House Checklist

If you have stairs in your home, you probably do what I do, namely leave little piles of crap at the bottom of the stairs that needs to go upstairs on your next trip. I hate those little piles. But I hate making trips upstairs for trivial reasons too.

In the house that we’re building now we’ll have little cubby holes in the walls near the top and bottom of the stairs – call them niches if you must, to hold the crap that needs to travel on the next trip. It won’t look attractive, but it will get our stuff off the floor and tucked out of the way, and that’s a start. This is more important than it seems because our dog thinks anything left on the floor for more than five seconds is a legitimate chew toy.

My other de-cluttering idea is what I call the Toy Jail. It’s a closet beneath the stairs where I plan to toss anything found downstairs that doesn’t belong there. In any given day the family drags in many pounds of miscellaneous stuff that is, for one reason or another, too valuable to discard, and too worthless to have its own space in the house. Generally your home has no established storage area for miscellaneous, odd-shaped, crapinalia. In our new home, that sort of thing will find a final resting place in the Toy Jail, along with any toy that should have been put away and wasn’t. When the Toy Jail gets full, we’ll probably have to move.

I am often amused at the features that big developers leave out of their homes. Our current home is a townhouse designed by one of the biggest names in the industry. When I want to sweep up some crumbs in the kitchen, I have to walk down two flights of stairs to the garage to get the broom. There is literally no place nearer to the kitchen to store it. I have to think the builder knew there was no broom closet in the design of the townhouse, but they also knew you wouldn’t notice it was missing until after you moved in. It’s diabolical. Our new house will have a broom closet in the kitchen.

All of this gets me to my point: Where’s my frickin’ checklist?

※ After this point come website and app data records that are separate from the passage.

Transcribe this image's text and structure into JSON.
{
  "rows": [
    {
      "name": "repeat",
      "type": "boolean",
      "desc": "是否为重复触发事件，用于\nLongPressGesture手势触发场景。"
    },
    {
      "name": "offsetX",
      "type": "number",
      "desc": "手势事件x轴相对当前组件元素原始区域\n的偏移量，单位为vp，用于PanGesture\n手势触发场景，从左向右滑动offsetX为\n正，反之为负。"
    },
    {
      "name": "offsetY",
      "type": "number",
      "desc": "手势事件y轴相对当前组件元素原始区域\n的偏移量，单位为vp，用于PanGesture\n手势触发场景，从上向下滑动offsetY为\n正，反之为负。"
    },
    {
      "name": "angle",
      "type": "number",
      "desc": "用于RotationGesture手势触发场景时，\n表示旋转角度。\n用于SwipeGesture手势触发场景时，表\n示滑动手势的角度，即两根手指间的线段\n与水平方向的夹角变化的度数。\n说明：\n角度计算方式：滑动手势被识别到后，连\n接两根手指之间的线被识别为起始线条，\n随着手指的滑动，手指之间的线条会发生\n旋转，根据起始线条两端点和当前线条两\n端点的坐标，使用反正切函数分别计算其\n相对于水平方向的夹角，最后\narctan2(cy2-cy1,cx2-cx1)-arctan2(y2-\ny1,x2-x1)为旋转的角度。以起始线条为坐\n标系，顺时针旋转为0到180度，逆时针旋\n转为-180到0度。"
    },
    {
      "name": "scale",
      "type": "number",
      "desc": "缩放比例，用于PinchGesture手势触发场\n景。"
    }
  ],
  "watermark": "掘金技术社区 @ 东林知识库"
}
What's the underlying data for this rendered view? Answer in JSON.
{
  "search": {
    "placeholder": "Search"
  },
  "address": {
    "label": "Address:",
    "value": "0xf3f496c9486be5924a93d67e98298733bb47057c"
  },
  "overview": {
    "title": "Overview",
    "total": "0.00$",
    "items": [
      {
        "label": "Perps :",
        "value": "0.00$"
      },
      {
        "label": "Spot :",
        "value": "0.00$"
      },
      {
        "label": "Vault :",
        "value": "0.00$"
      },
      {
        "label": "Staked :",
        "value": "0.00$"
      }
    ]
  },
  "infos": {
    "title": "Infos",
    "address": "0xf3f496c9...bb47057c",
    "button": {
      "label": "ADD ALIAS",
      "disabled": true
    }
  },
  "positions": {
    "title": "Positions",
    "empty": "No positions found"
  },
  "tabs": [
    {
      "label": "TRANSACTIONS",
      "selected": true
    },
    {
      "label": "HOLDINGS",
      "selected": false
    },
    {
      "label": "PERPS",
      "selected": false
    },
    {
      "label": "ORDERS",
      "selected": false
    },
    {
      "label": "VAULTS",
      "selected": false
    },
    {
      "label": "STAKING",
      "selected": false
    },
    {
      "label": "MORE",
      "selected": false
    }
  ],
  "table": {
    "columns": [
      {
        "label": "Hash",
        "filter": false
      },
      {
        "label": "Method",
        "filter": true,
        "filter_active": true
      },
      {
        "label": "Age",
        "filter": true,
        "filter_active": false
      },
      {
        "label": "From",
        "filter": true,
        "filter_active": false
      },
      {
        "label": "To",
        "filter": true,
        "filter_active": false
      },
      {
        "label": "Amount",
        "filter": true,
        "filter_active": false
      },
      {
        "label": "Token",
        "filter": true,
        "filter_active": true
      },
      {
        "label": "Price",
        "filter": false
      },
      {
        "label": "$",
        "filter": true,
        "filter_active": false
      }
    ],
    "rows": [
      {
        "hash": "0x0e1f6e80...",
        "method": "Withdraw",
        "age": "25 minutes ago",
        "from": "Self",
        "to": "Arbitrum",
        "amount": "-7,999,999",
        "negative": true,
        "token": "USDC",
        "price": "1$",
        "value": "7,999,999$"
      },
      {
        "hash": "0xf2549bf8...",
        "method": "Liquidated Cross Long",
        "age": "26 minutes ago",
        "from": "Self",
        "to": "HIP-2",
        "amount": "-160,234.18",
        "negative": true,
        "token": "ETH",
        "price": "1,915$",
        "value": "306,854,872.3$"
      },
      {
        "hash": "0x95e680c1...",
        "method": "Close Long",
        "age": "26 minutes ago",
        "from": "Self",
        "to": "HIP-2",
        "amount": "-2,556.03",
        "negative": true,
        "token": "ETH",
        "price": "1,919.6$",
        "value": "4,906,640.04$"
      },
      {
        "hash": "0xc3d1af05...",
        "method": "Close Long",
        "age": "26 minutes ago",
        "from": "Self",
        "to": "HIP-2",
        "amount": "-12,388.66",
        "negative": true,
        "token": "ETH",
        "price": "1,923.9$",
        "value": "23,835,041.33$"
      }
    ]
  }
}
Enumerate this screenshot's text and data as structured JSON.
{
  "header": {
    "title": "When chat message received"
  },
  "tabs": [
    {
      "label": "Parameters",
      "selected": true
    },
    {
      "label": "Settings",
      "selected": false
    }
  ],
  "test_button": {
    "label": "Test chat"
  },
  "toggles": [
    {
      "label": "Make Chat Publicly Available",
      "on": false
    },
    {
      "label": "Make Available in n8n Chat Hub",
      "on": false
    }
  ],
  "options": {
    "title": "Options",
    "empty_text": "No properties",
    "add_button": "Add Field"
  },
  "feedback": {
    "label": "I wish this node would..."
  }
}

When you buy, rent, or build a new home, wouldn’t it be good to have a checklist of features that a house could possibly have, so you could compare it to what you will actually get? And when you build a home, wouldn’t you want to know about all the potential features that are relatively inexpensive if you think of them during the design stage?

Where’s my checklist?